I'm definitely being silent right now, and like you ENDA wouldn't help me. For one, I'm in a state that does have protections, for two, I'm a contract worker. I have a temp job as a QA technician and I am so not sharing that my girlfriend is transsexual (I may realize that the relationship between me and her is hetero, but that doesn't mean it will be interpreted that way). I'm able to be quiet for a short time and get good references. Even if I hate doing it, I just can't take the risk.

Andrew Belonsky Andrew Belonsky | July 31, 2010 11:39 AM

This is great, Jillian! I agree that we need to put a face to our "issues," especially when they're trans-related.

Angela Brightfeather | July 31, 2010 10:32 PM

if I wrote down ev ery story about Trans people being fired that I have heard over the last 40 years, then I could hand you a series of books that could only be compared to the a decent set of encylopedias. But I didn't. The reason why is because many of the stories come from people who do not really want to talk about them that much or see them in print. They want to forget them. Most of them involve the act of being discriminated against openly and without shame on the part of employers who freak out when they are told that the employee they have trusted for ten years is going to transition.

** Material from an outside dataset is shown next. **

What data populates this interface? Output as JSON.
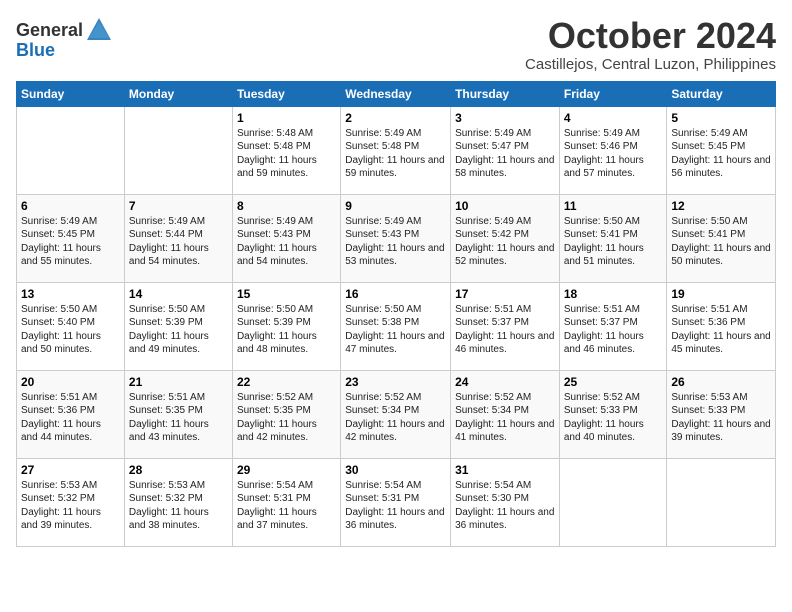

They strike out in anger and disgust and find some way to fire that Trans employee with as much shame as can be heaped upon them.

It hurts. It really hurts to feel that you are part of something and then have it cut from your life. To have contributed for years and then find that it meant absolutely nothing. To tell the story hurts every time someone has to tell it. it reaches down inside the personb and pulls their guts out; their heart begins to pound again and their blood pressure rises to think that they are now considered less than ten minutes before they came out. It stays with a person all their life and the only thing that makes it better is to find a way to put it behind you, success being the best revenge for such cruelty and discimination.

Hardly anyone who has had it happen to them, has the strength of a person like Diane Shroer and far less than one percent of them even bother to fight the sentence of a discriminating employer.

Good luck Jillian. I hope that you find many, many volunteers to tell their story. I know that far more will not. But with or without the stories, we need to continue to fight for ENDA.